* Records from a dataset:
◆ ◆ ◆ ◆ ◆ ◆ ◆

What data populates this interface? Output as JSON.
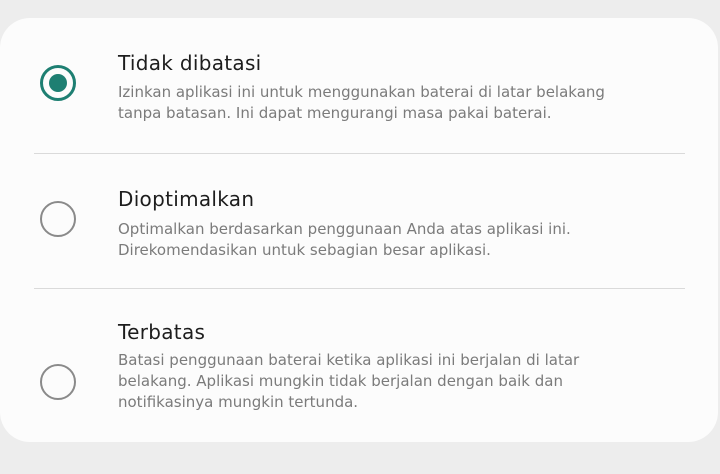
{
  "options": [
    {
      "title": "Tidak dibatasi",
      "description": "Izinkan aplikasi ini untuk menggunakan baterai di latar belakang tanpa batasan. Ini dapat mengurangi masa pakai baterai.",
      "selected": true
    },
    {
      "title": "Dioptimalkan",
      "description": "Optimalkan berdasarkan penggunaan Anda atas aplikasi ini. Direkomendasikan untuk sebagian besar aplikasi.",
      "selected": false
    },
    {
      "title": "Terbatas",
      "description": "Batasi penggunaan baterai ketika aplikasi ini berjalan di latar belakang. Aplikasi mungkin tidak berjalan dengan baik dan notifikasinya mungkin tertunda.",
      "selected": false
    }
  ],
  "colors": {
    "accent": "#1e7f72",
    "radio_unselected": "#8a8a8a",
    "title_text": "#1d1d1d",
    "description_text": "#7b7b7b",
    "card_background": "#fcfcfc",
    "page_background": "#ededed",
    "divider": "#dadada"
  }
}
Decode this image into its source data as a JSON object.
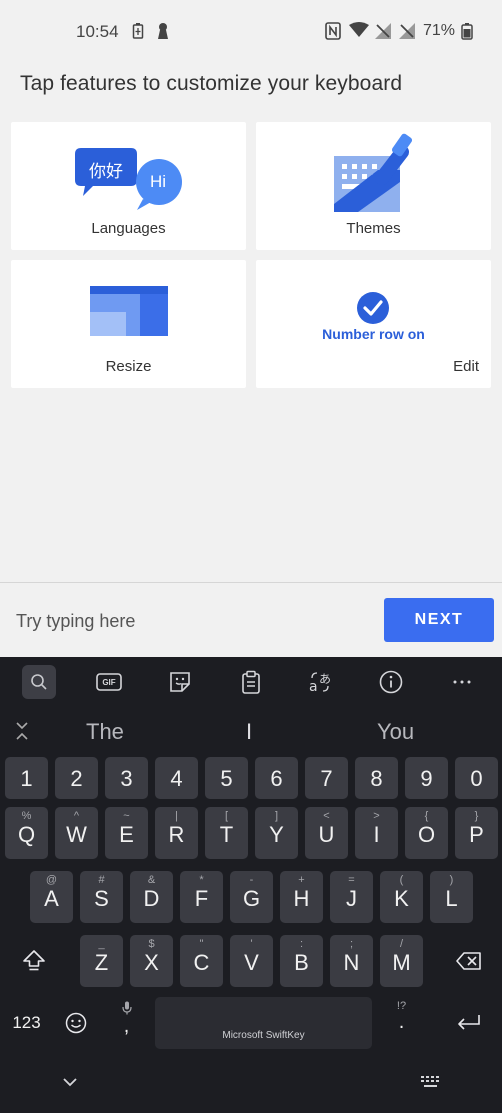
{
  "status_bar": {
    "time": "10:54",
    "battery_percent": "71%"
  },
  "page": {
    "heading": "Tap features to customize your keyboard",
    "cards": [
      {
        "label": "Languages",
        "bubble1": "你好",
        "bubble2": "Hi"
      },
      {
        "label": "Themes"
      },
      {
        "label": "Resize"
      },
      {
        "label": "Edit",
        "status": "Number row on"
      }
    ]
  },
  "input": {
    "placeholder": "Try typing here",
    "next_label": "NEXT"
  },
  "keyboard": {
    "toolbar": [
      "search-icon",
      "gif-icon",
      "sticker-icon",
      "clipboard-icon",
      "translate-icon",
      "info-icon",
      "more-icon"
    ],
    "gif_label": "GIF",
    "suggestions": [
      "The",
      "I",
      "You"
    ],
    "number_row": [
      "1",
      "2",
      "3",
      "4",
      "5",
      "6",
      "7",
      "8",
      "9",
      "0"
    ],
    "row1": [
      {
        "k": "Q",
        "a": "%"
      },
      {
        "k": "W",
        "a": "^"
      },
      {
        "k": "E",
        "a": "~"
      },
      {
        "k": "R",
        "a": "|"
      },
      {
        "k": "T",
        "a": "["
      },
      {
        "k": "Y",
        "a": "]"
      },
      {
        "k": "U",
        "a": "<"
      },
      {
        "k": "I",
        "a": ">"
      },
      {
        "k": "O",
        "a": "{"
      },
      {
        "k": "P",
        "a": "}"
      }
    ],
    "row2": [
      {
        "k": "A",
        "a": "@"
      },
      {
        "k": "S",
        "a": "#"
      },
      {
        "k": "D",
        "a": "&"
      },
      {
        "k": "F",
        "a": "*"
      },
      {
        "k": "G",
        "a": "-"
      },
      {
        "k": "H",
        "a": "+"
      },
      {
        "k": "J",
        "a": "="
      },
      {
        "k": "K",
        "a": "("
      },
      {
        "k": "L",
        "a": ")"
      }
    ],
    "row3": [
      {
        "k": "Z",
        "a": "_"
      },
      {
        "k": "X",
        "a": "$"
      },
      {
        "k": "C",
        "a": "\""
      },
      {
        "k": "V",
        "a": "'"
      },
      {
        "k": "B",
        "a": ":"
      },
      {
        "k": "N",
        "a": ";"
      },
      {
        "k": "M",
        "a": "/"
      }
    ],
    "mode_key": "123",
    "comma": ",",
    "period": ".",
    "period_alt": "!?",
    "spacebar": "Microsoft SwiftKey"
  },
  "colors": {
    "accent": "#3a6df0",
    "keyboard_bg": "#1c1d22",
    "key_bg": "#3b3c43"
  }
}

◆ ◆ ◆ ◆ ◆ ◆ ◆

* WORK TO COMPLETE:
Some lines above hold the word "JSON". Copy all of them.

* ANSWER BELOW:
What data populates this interface? Output as JSON.
Decode this image into its source data as a JSON object.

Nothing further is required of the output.